Activity. The data must be returned exactly. No line may be left out.

Data in this exercise.
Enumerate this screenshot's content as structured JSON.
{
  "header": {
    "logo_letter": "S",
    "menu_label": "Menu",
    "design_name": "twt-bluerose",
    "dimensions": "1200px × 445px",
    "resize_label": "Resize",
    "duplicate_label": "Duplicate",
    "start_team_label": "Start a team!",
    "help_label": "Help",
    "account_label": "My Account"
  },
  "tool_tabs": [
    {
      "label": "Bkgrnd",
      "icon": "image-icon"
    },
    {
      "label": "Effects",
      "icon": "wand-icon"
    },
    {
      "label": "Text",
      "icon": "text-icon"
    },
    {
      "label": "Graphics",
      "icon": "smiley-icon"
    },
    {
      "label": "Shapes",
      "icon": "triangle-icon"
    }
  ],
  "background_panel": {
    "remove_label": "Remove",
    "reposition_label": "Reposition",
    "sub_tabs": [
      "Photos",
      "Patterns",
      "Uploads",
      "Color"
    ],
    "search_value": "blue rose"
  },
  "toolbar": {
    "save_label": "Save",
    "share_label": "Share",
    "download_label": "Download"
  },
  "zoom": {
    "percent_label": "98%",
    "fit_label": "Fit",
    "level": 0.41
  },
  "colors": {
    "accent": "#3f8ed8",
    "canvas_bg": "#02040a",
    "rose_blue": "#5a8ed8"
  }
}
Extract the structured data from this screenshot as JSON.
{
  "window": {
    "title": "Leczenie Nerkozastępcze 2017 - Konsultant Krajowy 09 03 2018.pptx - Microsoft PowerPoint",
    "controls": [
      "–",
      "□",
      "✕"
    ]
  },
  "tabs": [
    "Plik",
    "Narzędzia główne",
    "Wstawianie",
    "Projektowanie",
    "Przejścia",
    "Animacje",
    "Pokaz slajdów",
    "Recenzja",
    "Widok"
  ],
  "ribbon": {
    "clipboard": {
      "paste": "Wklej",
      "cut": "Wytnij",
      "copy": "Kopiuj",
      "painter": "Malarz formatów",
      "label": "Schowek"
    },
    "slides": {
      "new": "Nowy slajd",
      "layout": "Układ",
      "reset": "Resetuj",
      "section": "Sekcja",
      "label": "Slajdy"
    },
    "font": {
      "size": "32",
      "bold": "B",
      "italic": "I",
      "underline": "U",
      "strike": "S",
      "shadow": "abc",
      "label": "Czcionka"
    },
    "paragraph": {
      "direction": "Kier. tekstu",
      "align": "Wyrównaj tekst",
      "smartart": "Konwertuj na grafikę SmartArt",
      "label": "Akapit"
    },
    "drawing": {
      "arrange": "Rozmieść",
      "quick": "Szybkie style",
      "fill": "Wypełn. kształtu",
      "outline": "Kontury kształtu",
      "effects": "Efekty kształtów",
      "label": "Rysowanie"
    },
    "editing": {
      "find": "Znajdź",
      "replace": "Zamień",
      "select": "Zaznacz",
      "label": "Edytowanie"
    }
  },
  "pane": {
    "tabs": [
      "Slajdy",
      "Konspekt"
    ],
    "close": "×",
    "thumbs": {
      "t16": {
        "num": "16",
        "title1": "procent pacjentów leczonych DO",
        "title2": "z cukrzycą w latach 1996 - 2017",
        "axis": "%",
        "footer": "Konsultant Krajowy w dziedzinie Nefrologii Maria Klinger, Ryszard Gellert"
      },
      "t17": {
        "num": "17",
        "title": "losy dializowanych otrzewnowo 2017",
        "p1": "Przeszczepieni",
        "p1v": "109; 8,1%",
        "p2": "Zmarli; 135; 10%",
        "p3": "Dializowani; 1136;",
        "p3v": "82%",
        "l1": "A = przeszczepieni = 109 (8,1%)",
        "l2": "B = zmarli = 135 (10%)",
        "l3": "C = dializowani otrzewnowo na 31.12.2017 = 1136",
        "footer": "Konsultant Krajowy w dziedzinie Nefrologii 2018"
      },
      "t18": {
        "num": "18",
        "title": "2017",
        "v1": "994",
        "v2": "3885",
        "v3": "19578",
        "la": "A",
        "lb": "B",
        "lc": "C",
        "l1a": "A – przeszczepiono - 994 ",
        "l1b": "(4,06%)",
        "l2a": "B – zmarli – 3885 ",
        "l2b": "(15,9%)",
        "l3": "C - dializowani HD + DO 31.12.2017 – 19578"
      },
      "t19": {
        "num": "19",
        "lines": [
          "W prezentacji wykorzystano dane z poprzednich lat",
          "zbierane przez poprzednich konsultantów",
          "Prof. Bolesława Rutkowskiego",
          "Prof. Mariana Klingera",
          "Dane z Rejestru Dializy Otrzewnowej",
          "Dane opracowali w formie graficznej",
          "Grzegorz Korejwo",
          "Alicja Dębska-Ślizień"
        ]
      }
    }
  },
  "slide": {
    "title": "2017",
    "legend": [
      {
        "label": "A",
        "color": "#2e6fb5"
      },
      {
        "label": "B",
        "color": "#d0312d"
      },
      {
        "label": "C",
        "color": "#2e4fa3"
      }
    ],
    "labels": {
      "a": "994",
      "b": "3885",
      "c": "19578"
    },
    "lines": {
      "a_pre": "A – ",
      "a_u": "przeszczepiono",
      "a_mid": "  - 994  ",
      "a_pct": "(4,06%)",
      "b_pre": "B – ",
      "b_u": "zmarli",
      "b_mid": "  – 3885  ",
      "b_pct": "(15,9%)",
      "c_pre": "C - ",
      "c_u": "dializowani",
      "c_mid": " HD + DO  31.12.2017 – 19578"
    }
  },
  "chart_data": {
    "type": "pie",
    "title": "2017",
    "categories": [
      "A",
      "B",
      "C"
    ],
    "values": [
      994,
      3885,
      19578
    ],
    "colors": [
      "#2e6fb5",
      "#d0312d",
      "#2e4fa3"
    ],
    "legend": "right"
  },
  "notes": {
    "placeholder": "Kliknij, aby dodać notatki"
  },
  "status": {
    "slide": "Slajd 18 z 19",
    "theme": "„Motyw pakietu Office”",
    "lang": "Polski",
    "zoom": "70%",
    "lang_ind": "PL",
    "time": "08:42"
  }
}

Completed task.
Enumerate this screenshot's content as structured JSON.
{
  "header": {
    "logo_letter": "S",
    "menu_label": "Menu",
    "design_name": "twt-bluerose",
    "dimensions": "1200px × 445px",
    "resize_label": "Resize",
    "duplicate_label": "Duplicate",
    "start_team_label": "Start a team!",
    "help_label": "Help",
    "account_label": "My Account"
  },
  "tool_tabs": [
    {
      "label": "Bkgrnd",
      "icon": "image-icon"
    },
    {
      "label": "Effects",
      "icon": "wand-icon"
    },
    {
      "label": "Text",
      "icon": "text-icon"
    },
    {
      "label": "Graphics",
      "icon": "smiley-icon"
    },
    {
      "label": "Shapes",
      "icon": "triangle-icon"
    }
  ],
  "background_panel": {
    "remove_label": "Remove",
    "reposition_label": "Reposition",
    "sub_tabs": [
      "Photos",
      "Patterns",
      "Uploads",
      "Color"
    ],
    "search_value": "blue rose"
  },
  "toolbar": {
    "save_label": "Save",
    "share_label": "Share",
    "download_label": "Download"
  },
  "zoom": {
    "percent_label": "98%",
    "fit_label": "Fit",
    "level": 0.41
  },
  "colors": {
    "accent": "#3f8ed8",
    "canvas_bg": "#02040a",
    "rose_blue": "#5a8ed8"
  }
}
Extract the structured data from this screenshot as JSON.
{
  "window": {
    "title": "Leczenie Nerkozastępcze 2017 - Konsultant Krajowy 09 03 2018.pptx - Microsoft PowerPoint",
    "controls": [
      "–",
      "□",
      "✕"
    ]
  },
  "tabs": [
    "Plik",
    "Narzędzia główne",
    "Wstawianie",
    "Projektowanie",
    "Przejścia",
    "Animacje",
    "Pokaz slajdów",
    "Recenzja",
    "Widok"
  ],
  "ribbon": {
    "clipboard": {
      "paste": "Wklej",
      "cut": "Wytnij",
      "copy": "Kopiuj",
      "painter": "Malarz formatów",
      "label": "Schowek"
    },
    "slides": {
      "new": "Nowy slajd",
      "layout": "Układ",
      "reset": "Resetuj",
      "section": "Sekcja",
      "label": "Slajdy"
    },
    "font": {
      "size": "32",
      "bold": "B",
      "italic": "I",
      "underline": "U",
      "strike": "S",
      "shadow": "abc",
      "label": "Czcionka"
    },
    "paragraph": {
      "direction": "Kier. tekstu",
      "align": "Wyrównaj tekst",
      "smartart": "Konwertuj na grafikę SmartArt",
      "label": "Akapit"
    },
    "drawing": {
      "arrange": "Rozmieść",
      "quick": "Szybkie style",
      "fill": "Wypełn. kształtu",
      "outline": "Kontury kształtu",
      "effects": "Efekty kształtów",
      "label": "Rysowanie"
    },
    "editing": {
      "find": "Znajdź",
      "replace": "Zamień",
      "select": "Zaznacz",
      "label": "Edytowanie"
    }
  },
  "pane": {
    "tabs": [
      "Slajdy",
      "Konspekt"
    ],
    "close": "×",
    "thumbs": {
      "t16": {
        "num": "16",
        "title1": "procent pacjentów leczonych DO",
        "title2": "z cukrzycą w latach 1996 - 2017",
        "axis": "%",
        "footer": "Konsultant Krajowy w dziedzinie Nefrologii Maria Klinger, Ryszard Gellert"
      },
      "t17": {
        "num": "17",
        "title": "losy dializowanych otrzewnowo 2017",
        "p1": "Przeszczepieni",
        "p1v": "109; 8,1%",
        "p2": "Zmarli; 135; 10%",
        "p3": "Dializowani; 1136;",
        "p3v": "82%",
        "l1": "A = przeszczepieni = 109 (8,1%)",
        "l2": "B = zmarli = 135 (10%)",
        "l3": "C = dializowani otrzewnowo na 31.12.2017 = 1136",
        "footer": "Konsultant Krajowy w dziedzinie Nefrologii 2018"
      },
      "t18": {
        "num": "18",
        "title": "2017",
        "v1": "994",
        "v2": "3885",
        "v3": "19578",
        "la": "A",
        "lb": "B",
        "lc": "C",
        "l1a": "A – przeszczepiono - 994 ",
        "l1b": "(4,06%)",
        "l2a": "B – zmarli – 3885 ",
        "l2b": "(15,9%)",
        "l3": "C - dializowani HD + DO 31.12.2017 – 19578"
      },
      "t19": {
        "num": "19",
        "lines": [
          "W prezentacji wykorzystano dane z poprzednich lat",
          "zbierane przez poprzednich konsultantów",
          "Prof. Bolesława Rutkowskiego",
          "Prof. Mariana Klingera",
          "Dane z Rejestru Dializy Otrzewnowej",
          "Dane opracowali w formie graficznej",
          "Grzegorz Korejwo",
          "Alicja Dębska-Ślizień"
        ]
      }
    }
  },
  "slide": {
    "title": "2017",
    "legend": [
      {
        "label": "A",
        "color": "#2e6fb5"
      },
      {
        "label": "B",
        "color": "#d0312d"
      },
      {
        "label": "C",
        "color": "#2e4fa3"
      }
    ],
    "labels": {
      "a": "994",
      "b": "3885",
      "c": "19578"
    },
    "lines": {
      "a_pre": "A – ",
      "a_u": "przeszczepiono",
      "a_mid": "  - 994  ",
      "a_pct": "(4,06%)",
      "b_pre": "B – ",
      "b_u": "zmarli",
      "b_mid": "  – 3885  ",
      "b_pct": "(15,9%)",
      "c_pre": "C - ",
      "c_u": "dializowani",
      "c_mid": " HD + DO  31.12.2017 – 19578"
    }
  },
  "chart_data": {
    "type": "pie",
    "title": "2017",
    "categories": [
      "A",
      "B",
      "C"
    ],
    "values": [
      994,
      3885,
      19578
    ],
    "colors": [
      "#2e6fb5",
      "#d0312d",
      "#2e4fa3"
    ],
    "legend": "right"
  },
  "notes": {
    "placeholder": "Kliknij, aby dodać notatki"
  },
  "status": {
    "slide": "Slajd 18 z 19",
    "theme": "„Motyw pakietu Office”",
    "lang": "Polski",
    "zoom": "70%",
    "lang_ind": "PL",
    "time": "08:42"
  }
}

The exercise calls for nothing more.